(Data about app and page elements)
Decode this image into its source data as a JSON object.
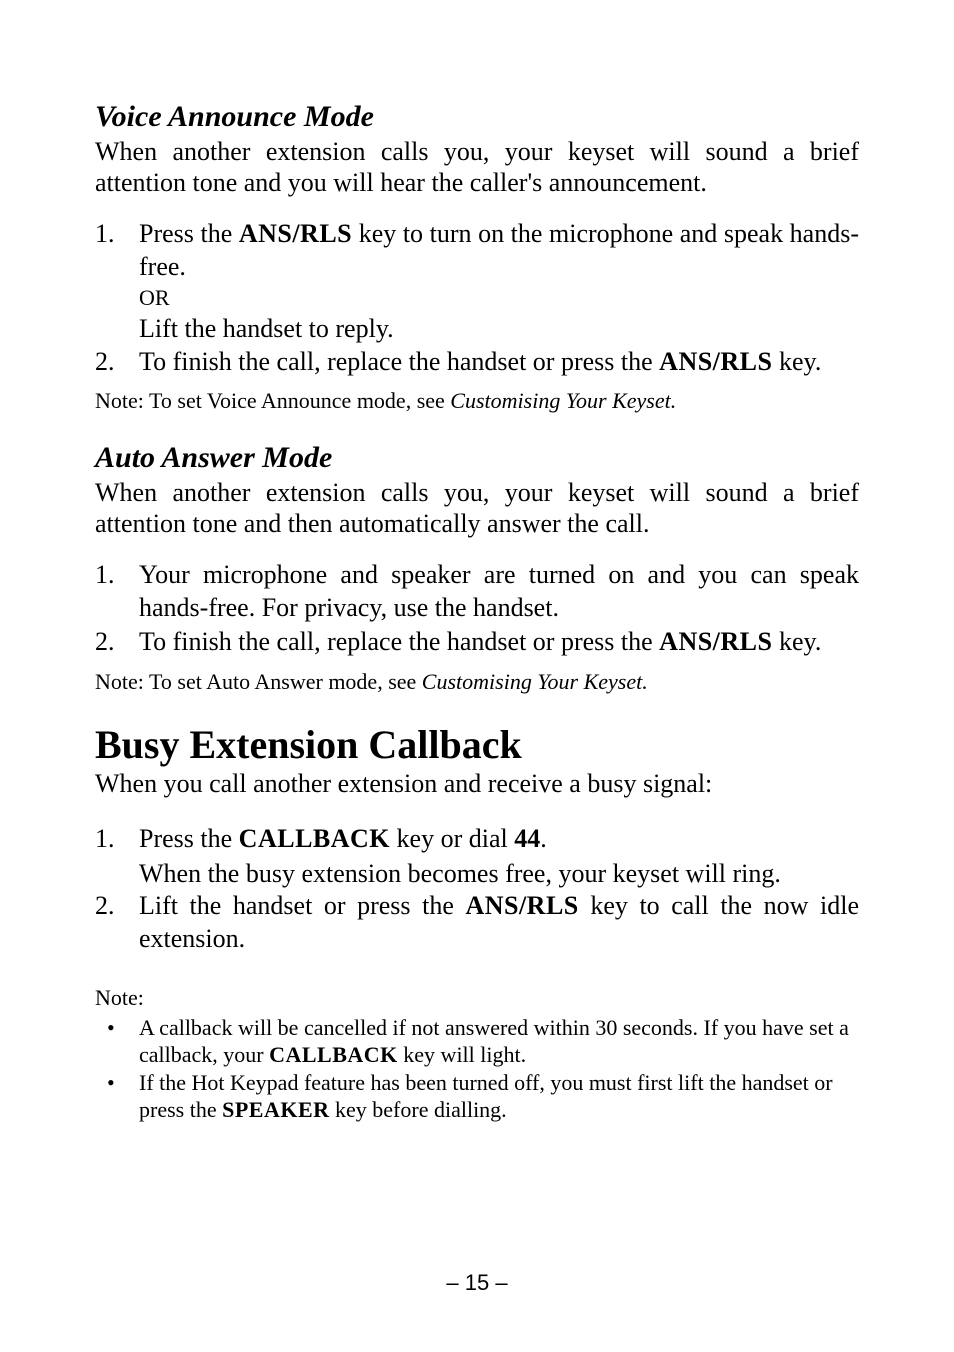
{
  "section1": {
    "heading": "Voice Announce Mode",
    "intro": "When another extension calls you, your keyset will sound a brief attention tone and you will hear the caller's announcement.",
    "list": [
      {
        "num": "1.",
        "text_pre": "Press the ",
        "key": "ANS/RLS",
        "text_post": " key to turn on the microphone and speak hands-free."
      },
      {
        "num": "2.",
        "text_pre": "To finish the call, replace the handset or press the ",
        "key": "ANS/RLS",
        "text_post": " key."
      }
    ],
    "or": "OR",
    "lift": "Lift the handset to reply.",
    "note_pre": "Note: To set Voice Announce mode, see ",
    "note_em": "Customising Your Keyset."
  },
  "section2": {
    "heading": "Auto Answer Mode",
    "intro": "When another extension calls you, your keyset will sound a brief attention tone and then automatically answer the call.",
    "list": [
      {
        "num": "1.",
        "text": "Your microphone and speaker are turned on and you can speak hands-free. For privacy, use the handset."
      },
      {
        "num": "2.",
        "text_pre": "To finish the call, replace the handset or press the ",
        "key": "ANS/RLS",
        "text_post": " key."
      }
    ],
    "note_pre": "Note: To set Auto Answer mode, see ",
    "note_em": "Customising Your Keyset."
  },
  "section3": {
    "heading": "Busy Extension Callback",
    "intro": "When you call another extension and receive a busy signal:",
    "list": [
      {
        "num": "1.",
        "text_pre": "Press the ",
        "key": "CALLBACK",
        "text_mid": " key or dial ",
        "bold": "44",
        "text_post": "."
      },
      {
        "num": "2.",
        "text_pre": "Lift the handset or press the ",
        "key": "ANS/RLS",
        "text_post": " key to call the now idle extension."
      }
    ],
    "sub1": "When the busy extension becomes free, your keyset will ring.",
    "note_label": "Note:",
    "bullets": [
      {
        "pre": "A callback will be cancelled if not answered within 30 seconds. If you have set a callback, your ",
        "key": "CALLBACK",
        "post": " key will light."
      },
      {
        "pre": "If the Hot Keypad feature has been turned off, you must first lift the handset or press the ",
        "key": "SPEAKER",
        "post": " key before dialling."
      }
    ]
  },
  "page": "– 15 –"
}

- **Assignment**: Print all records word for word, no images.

- **Task solution**:
Decode this image into its source data as a JSON object.
{
  "section1": {
    "heading": "Voice Announce Mode",
    "intro": "When another extension calls you, your keyset will sound a brief attention tone and you will hear the caller's announcement.",
    "list": [
      {
        "num": "1.",
        "text_pre": "Press the ",
        "key": "ANS/RLS",
        "text_post": " key to turn on the microphone and speak hands-free."
      },
      {
        "num": "2.",
        "text_pre": "To finish the call, replace the handset or press the ",
        "key": "ANS/RLS",
        "text_post": " key."
      }
    ],
    "or": "OR",
    "lift": "Lift the handset to reply.",
    "note_pre": "Note: To set Voice Announce mode, see ",
    "note_em": "Customising Your Keyset."
  },
  "section2": {
    "heading": "Auto Answer Mode",
    "intro": "When another extension calls you, your keyset will sound a brief attention tone and then automatically answer the call.",
    "list": [
      {
        "num": "1.",
        "text": "Your microphone and speaker are turned on and you can speak hands-free. For privacy, use the handset."
      },
      {
        "num": "2.",
        "text_pre": "To finish the call, replace the handset or press the ",
        "key": "ANS/RLS",
        "text_post": " key."
      }
    ],
    "note_pre": "Note: To set Auto Answer mode, see ",
    "note_em": "Customising Your Keyset."
  },
  "section3": {
    "heading": "Busy Extension Callback",
    "intro": "When you call another extension and receive a busy signal:",
    "list": [
      {
        "num": "1.",
        "text_pre": "Press the ",
        "key": "CALLBACK",
        "text_mid": " key or dial ",
        "bold": "44",
        "text_post": "."
      },
      {
        "num": "2.",
        "text_pre": "Lift the handset or press the ",
        "key": "ANS/RLS",
        "text_post": " key to call the now idle extension."
      }
    ],
    "sub1": "When the busy extension becomes free, your keyset will ring.",
    "note_label": "Note:",
    "bullets": [
      {
        "pre": "A callback will be cancelled if not answered within 30 seconds. If you have set a callback, your ",
        "key": "CALLBACK",
        "post": " key will light."
      },
      {
        "pre": "If the Hot Keypad feature has been turned off, you must first lift the handset or press the ",
        "key": "SPEAKER",
        "post": " key before dialling."
      }
    ]
  },
  "page": "– 15 –"
}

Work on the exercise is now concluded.